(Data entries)
########

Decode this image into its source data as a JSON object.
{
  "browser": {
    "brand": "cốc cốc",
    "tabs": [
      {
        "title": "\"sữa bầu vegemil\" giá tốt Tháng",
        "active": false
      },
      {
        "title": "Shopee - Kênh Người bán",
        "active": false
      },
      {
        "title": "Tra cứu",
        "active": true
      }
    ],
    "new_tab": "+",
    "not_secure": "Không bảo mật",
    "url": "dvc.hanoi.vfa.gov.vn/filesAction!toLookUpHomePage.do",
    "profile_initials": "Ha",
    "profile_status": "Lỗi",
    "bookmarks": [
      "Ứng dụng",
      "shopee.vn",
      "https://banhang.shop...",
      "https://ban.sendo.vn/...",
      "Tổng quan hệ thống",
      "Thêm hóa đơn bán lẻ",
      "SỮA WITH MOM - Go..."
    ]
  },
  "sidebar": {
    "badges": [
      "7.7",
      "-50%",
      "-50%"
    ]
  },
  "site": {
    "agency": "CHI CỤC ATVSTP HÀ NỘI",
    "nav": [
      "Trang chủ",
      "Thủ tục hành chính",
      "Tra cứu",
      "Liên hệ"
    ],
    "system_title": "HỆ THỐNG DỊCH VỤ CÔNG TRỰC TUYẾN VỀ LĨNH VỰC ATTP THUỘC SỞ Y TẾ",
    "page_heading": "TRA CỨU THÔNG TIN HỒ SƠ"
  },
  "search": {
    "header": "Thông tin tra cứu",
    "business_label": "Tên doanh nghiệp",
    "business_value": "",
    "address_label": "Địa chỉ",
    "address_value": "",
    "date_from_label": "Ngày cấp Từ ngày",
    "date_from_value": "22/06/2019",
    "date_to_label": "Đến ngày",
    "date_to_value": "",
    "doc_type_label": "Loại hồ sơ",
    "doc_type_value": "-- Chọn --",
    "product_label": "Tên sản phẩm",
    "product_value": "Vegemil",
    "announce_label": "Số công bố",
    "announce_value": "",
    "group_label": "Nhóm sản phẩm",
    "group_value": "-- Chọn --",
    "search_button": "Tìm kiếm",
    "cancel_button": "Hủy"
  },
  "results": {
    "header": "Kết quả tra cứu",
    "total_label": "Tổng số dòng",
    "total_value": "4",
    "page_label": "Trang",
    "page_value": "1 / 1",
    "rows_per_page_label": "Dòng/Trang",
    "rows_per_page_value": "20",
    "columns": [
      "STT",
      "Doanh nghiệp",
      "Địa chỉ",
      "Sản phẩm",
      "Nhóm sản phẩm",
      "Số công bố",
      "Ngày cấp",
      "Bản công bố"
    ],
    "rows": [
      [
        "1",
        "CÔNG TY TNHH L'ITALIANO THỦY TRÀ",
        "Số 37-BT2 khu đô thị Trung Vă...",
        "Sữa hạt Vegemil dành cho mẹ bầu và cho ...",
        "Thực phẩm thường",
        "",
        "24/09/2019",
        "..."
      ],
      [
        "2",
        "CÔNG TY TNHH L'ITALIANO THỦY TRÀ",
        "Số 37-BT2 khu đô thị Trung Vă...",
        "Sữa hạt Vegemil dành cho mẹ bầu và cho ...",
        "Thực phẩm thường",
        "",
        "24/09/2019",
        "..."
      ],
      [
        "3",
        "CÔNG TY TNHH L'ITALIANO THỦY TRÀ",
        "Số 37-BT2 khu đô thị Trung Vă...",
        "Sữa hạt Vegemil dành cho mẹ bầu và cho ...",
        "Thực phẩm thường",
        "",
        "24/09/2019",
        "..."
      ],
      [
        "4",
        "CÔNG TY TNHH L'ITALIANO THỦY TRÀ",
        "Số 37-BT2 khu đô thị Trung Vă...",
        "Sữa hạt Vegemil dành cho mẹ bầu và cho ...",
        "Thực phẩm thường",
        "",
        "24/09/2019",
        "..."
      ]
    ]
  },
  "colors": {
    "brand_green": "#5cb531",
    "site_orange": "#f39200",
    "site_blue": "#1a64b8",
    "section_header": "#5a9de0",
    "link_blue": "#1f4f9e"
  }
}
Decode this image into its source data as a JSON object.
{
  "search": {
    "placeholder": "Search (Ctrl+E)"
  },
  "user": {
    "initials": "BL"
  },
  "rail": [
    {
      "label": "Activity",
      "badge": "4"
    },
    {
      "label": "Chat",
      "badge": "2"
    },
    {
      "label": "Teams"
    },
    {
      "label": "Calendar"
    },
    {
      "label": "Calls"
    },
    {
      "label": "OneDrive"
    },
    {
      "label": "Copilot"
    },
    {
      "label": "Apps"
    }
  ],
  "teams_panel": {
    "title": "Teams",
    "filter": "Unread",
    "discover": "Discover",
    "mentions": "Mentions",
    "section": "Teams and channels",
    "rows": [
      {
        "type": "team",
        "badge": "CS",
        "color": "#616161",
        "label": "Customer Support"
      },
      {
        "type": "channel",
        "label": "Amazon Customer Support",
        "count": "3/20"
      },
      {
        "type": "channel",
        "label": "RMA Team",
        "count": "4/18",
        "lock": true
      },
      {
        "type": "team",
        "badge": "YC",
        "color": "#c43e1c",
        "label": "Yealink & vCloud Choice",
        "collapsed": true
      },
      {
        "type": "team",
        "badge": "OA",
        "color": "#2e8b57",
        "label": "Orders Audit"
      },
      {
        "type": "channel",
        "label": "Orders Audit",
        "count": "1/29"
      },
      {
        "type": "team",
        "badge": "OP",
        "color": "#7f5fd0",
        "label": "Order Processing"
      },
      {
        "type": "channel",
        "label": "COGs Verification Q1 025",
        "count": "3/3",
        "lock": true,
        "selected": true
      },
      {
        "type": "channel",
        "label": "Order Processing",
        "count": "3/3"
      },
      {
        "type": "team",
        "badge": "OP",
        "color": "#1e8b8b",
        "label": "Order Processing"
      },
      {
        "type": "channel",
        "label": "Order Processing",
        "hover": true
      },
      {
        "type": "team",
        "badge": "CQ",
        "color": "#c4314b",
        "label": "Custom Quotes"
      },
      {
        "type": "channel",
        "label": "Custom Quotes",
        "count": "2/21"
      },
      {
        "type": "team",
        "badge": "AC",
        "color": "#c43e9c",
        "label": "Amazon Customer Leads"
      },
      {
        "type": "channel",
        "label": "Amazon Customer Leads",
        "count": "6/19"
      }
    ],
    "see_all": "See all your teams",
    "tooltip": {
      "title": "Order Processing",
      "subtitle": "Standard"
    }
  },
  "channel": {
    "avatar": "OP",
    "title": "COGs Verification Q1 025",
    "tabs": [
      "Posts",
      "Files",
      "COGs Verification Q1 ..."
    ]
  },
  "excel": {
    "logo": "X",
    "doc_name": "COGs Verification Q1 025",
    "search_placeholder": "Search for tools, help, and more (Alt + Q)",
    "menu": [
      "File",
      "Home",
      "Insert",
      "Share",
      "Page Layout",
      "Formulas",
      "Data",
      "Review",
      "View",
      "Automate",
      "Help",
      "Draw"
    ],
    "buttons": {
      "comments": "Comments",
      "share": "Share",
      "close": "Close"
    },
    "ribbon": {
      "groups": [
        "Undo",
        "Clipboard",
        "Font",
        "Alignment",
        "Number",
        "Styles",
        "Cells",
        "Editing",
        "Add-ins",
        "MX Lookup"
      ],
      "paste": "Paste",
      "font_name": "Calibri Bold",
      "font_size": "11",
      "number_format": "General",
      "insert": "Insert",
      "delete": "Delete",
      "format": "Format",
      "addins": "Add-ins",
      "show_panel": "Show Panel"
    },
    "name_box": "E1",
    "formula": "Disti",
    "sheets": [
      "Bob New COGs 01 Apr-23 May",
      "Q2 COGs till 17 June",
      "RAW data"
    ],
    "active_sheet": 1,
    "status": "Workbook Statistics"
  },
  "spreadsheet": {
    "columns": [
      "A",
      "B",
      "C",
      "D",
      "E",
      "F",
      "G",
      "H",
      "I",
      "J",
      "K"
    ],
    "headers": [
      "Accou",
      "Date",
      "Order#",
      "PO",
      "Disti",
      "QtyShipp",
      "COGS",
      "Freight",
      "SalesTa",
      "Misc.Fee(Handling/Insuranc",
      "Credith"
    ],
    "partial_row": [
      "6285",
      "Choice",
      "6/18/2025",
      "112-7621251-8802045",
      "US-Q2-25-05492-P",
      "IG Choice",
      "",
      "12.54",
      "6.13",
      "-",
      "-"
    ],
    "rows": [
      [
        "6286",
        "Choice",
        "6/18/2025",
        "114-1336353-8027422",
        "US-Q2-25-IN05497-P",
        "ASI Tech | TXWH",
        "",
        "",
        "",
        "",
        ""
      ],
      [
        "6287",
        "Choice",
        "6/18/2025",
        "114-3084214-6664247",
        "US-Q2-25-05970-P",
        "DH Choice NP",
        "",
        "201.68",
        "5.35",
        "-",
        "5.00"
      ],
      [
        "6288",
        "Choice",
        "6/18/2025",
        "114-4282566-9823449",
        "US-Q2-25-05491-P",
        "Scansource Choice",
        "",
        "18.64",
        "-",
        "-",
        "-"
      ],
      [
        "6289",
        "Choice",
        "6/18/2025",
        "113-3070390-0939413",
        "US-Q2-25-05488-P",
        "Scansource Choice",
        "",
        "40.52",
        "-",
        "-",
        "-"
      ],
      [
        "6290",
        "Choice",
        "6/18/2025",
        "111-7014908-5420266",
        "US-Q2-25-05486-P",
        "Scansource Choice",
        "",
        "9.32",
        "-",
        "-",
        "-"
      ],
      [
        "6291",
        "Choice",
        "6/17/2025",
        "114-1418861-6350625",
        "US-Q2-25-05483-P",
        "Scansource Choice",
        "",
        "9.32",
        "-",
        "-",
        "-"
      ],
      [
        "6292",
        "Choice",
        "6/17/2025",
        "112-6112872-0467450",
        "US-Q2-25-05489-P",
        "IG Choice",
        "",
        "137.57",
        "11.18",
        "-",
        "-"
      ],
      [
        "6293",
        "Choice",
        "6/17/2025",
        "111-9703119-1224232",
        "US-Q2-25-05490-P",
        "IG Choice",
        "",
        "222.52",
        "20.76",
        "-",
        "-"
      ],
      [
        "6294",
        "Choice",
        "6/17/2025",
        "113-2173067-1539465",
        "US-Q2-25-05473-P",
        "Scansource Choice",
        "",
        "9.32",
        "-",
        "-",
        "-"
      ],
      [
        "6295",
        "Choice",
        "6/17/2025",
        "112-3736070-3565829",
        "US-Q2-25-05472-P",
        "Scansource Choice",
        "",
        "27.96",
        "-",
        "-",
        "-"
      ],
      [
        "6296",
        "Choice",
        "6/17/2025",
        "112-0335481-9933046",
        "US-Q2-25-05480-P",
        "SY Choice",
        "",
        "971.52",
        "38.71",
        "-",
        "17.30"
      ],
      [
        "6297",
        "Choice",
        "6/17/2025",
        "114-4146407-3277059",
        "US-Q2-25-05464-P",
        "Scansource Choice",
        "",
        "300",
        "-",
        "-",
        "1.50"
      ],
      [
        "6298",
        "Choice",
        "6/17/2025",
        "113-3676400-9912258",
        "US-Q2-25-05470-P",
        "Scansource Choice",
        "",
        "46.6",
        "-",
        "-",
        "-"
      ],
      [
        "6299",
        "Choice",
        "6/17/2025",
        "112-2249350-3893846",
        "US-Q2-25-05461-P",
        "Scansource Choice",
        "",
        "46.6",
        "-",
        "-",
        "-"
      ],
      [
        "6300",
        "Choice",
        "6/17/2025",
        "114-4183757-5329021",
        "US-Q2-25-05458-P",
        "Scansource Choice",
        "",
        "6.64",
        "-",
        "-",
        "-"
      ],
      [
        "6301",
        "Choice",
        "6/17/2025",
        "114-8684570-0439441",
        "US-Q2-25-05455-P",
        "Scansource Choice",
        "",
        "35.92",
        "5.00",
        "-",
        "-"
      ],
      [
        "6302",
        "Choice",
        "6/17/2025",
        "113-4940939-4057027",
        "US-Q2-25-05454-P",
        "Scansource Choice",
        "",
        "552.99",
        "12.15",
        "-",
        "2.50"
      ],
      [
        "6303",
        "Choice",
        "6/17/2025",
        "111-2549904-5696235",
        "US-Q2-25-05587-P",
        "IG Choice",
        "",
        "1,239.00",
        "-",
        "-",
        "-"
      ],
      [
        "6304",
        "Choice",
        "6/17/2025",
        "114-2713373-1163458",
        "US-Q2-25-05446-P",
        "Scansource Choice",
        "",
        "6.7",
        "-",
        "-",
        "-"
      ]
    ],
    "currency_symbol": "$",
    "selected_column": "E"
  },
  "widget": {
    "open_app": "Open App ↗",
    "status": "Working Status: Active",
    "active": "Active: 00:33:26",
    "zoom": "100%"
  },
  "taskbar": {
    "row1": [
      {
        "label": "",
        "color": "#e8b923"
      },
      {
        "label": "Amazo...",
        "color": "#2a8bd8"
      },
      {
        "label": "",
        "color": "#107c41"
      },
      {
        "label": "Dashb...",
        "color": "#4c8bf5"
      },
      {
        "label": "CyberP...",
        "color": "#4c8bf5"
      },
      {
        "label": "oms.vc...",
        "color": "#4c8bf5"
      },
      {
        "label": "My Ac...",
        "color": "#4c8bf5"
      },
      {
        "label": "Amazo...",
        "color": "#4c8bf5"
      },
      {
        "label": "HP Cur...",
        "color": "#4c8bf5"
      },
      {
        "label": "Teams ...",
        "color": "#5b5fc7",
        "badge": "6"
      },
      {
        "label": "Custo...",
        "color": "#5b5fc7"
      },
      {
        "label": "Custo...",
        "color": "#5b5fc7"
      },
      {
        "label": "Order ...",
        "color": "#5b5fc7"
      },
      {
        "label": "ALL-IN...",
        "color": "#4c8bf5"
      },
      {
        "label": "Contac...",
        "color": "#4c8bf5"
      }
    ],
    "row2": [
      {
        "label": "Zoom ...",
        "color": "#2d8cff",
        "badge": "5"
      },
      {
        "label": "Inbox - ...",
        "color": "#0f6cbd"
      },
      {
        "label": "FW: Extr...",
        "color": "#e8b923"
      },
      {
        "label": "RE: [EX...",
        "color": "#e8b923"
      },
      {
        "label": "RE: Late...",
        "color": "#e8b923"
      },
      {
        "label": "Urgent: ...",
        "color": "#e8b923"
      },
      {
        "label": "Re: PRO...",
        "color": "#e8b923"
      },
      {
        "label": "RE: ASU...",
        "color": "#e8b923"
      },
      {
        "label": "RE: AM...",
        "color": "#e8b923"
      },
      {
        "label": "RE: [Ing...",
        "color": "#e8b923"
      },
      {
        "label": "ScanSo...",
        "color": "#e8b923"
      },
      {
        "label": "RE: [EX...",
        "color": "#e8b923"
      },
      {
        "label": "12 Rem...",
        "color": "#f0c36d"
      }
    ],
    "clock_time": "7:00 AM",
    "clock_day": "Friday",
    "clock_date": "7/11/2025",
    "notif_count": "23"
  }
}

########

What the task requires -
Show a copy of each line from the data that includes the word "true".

Task response -
        "active": true
        "lock": true
        "collapsed": true
        "lock": true,
        "selected": true
        "hover": true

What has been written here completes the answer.